In a decision in September, Johnson v. 3M Co. et al., the U.S. District Court for the Northern District of Georgia allowed claims regarding discharges of PFAS, filed by a Georgia man, to proceed against manufacturer 3M and several carpet companies, Law360 reported. The claims are part of a proposed class action on behalf of Georgia residents about 50 miles downstream of “the carpet manufacturing capital of the world,” in Dalton, Ga., according to Law360.
One particularly significant component of the ruling was the decision that the “plaintiff’s claim is not barred by the statute of limitations,” refuting a motion filed by Dalton Utilities, the full case text reads. Dalton Utilities argued that claims regarding its PFAS discharge would have needed to occur within five years of the lawsuit filing — August 27, 2015.
The plaintiff agreed that the limitations period of five years is applicable, but argued that, like in Hoery, the clock resets on each day there’s a new unpermitted discharge. Such discharges allegedly continued through June 2020.
Additional hurdles that have come up in toxic exposure cases in general — which could also be a challenge for PFAS litigation — are occupational disease claims, said environmental litigator Mark Cuker.
Traffic moves down Highway 58 through Hinkley, Calif. © Associated Press – Reed Saxon
Cuker said that filing such a claim could start the clock on a statute of limitations and prevent someone from suing later.
“Let’s say you’re employed by the U.S. government. You’re working on a Navy base and you got cancer and you made an occupational disease claim. And now three years goes by and … you want to sue the manufacturers of AFFF,” he said, referring to firefighting foam containing PFAS that’s used by the military.

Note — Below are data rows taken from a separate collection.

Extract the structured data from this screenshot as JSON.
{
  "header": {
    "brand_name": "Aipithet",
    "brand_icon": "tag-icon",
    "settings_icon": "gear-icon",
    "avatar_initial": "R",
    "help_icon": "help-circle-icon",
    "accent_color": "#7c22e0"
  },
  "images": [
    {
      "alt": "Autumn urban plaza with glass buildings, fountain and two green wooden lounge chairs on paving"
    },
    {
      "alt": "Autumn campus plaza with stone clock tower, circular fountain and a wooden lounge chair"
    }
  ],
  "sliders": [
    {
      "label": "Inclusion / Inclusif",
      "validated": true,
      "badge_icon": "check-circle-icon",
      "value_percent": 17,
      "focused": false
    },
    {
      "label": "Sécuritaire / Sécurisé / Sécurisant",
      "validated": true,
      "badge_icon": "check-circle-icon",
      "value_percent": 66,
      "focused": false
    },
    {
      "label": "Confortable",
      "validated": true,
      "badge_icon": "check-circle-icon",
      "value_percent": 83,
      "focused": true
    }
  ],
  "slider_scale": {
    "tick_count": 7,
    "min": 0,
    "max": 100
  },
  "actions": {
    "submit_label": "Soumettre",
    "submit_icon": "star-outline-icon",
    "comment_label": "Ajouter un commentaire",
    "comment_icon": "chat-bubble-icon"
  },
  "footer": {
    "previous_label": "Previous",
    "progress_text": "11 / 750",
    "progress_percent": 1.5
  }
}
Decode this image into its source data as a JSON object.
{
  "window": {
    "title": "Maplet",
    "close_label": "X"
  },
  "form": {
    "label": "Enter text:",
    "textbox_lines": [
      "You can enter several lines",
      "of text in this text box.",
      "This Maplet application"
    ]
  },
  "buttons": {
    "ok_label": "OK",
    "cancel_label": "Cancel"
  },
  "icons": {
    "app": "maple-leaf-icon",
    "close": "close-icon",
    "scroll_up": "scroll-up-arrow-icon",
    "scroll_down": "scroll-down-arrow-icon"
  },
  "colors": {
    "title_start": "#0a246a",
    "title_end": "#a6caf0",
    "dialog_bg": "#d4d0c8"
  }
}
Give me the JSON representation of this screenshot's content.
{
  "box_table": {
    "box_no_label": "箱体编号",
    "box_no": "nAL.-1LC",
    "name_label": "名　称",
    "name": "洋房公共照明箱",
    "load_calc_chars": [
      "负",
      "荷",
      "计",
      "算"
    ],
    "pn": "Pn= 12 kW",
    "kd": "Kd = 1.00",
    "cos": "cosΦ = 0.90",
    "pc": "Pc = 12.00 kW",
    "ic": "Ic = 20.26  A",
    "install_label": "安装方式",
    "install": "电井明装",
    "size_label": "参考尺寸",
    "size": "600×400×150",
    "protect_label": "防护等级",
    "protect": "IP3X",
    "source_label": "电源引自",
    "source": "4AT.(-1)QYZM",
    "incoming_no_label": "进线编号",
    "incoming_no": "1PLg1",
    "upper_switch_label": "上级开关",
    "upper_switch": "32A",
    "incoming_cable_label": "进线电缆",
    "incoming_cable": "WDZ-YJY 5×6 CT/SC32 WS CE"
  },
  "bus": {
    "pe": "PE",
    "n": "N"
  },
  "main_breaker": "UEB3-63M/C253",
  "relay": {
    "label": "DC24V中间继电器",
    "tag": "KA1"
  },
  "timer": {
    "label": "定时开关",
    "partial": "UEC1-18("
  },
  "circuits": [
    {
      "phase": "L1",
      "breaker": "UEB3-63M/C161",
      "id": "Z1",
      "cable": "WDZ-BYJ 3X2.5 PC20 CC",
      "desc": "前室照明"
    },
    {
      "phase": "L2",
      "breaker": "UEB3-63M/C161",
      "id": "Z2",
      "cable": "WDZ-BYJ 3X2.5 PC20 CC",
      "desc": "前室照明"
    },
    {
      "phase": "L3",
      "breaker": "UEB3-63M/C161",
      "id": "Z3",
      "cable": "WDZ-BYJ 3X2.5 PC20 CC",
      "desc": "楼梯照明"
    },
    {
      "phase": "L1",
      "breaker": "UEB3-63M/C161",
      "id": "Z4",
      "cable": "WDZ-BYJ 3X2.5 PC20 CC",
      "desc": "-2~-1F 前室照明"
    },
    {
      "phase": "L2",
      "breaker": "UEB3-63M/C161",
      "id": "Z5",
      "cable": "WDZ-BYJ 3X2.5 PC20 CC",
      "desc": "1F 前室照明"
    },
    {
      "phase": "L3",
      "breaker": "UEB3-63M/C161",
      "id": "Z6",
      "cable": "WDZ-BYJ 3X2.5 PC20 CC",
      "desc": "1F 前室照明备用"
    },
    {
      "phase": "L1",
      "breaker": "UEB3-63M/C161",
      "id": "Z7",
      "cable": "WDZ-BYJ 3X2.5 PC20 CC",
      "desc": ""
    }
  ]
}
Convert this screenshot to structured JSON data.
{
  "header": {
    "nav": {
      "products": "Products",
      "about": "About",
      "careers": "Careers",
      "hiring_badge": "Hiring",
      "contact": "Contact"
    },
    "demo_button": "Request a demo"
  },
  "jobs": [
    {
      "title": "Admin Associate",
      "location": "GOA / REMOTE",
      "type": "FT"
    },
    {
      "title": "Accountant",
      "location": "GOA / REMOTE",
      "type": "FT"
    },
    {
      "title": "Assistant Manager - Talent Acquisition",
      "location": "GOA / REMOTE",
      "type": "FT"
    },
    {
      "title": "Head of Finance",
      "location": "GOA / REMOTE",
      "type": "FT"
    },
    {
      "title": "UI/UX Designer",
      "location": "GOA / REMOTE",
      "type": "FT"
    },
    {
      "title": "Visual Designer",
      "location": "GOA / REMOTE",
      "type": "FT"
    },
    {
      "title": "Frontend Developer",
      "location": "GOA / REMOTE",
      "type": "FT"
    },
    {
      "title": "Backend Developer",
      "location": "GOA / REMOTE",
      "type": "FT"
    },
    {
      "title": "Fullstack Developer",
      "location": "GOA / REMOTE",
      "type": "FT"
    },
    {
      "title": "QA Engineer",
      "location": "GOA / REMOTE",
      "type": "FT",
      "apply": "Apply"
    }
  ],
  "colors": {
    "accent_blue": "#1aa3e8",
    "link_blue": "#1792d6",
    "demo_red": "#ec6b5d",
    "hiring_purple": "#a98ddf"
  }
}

“You’re gonna get f—ed,” he continued. “I mean, you’ve got a big problem, because they’re going to say you knew enough to make an occupational disease claim. You should have filed your claim against us at that time.”
Cuker said that this has been a problem with asbestos cases, in which employees would sue for workers compensation, and later couldn’t sue manufacturers.
PFAS may be unique in their ubiquitous ability to persist in the environment, but the associated lawsuits cropping up around the country are simply the newest to emerge in a complex history of chemical contamination suits.
“It’s a whole toxic exposure problem, and that’s why the statutes of limitations need to be longer, because it’s too easy for industry to use that as a shield for cases,” Hannon added.
If a family doctor even dares to note in a patient’s medical records that an illness “looks like it could be” due to PFAS exposure, the defense could argue that a statute of limitations was triggered, he said.
In Hannon’s mind, lengthening statutes of limitations would be the only solution that could help plaintiffs. State legislatures, he explained, would need to extend their statutes of limitations — essentially giving people more time to prove what is by nature a complex case.
“The whole point of extending the statute of limitations is this is not an auto accident. It’s more complicated than medical malpractice,” Hannon said. “That’s why we need a longer statute of limitations, because this chemical exposure situation is far more complex than almost any application of statute of limitations in any other circumstance.”
Despite the legal complexities associated with pursuing lawsuits following exposure to toxic substances like PFAS, Brockovich — the Hinkley, Calif. activist turned household name — expressed some optimism in the fight going forward.
“I think we all assume that a law is a law,” Brockovich told The Hill. “No — laws came to be because somebody fought for it. They challenged them. And our legal system should be open to that.”
And that legal system, she explained, doesn’t necessarily require the challenger to be a scientist, a politician or a lawyer, as she didn’t “need to be any of that” to show that “the two-headed frogs” and “green water” in Hinkley was abnormal.
“All you’ve got to be is a human with some gumption to go, ‘I don’t think so,’” Brockovich added.